GDP growth creates more jobs
The employment rate rose to 94.6 percent, which translates to nearly 41 million employed individuals in July, according to the Philippine Statistics Authority’s Labor Force Survey releasedon Friday.
The economic growth in the first six months of the year was reflected in the labor market last July, particularly by the declines in the unemployment and underemployment rates, the National Economic and Development Authority (NEDA) said in a separate statement.
“Our growing economy, which is largely driven by output expansion in the services and industry sectors, has created more and better jobs,” NEDA Socioeconomic Planning Secretary Ernesto Pernia said in a statement.
The economy, as measured by the gross domestic product (GDP), grew by 6.9 percent in the first six months of the year.

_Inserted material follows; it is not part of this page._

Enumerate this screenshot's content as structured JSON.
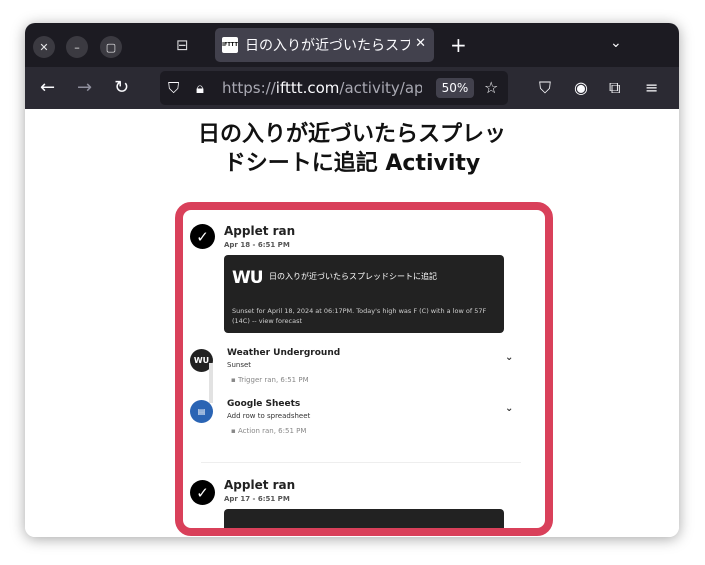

The services sector employed the most number of people in July, or 55.3 percent of the total, with those engaged in wholesale and retail trade and the repair of motor vehicles and motorcycles accounted for the largest percentage of workers in the services sector at 35.9 percent.
However, the agriculture sector comprised 26.9 percent of the unemployed, and the industry sector accounted for 17.8 percent.
Citing data from the PSA, NEDA noted that unemployment and underemployment posted the lowest rates since 2005, dropping to 5.4 percent from 6.5 percent and 17.3 percent from 21 percent, respectively.
“The unemployment rate in July 2016, the lowest recorded for all July rounds in the past decade, increases the likelihood of achieving the Philippine Development Plan target of 6.5 to 6.7 percent for 2016,” Pernia said.
Youth unemployment rate declined to 13.5 percent from 16.3 percent, while the inactive youth or those who are neither studying nor employed dropped to 22.0 percent from 24.8 percent.
Pernia emphasized the need for the government to help the youth get a job.
“But while this is good news, this still means that there are 4.3 million young Filipinos who are underutilized because their skills are not being enhanced by education, training or employment. Government needs to strengthen its JobStart program, which provides assistance to young Filipinos in finding decent jobs,” Pernia said.
The number of stable wage and salary employment accounted for 61.5 percent or 25.2 million of the country’s total employed persons, while 31.2 percent have their own businesses.
Pernia noted that vulnerable employment remains a concern, as over one-third of the total employed is composed of self-employed and unpaid family workers.
“The sluggish decline of vulnerable employment could partly explain why poverty reduction is slow. These workers are less likely to have formal work arrangements and access to social protection. They are also more at risk during crises or shocks,” Pernia said.
He emphasized the needs for the government to focus on helping vulnerable workers and the unutilized or underutilized and unemployed youth.
“Sustainable livelihood and entrepreneurship schemes for vulnerable workers must be developed by intensifying advocacy for financial literacy, linking them to market supply chains, and providing wider access to capital, credit and technology,” Pernia added.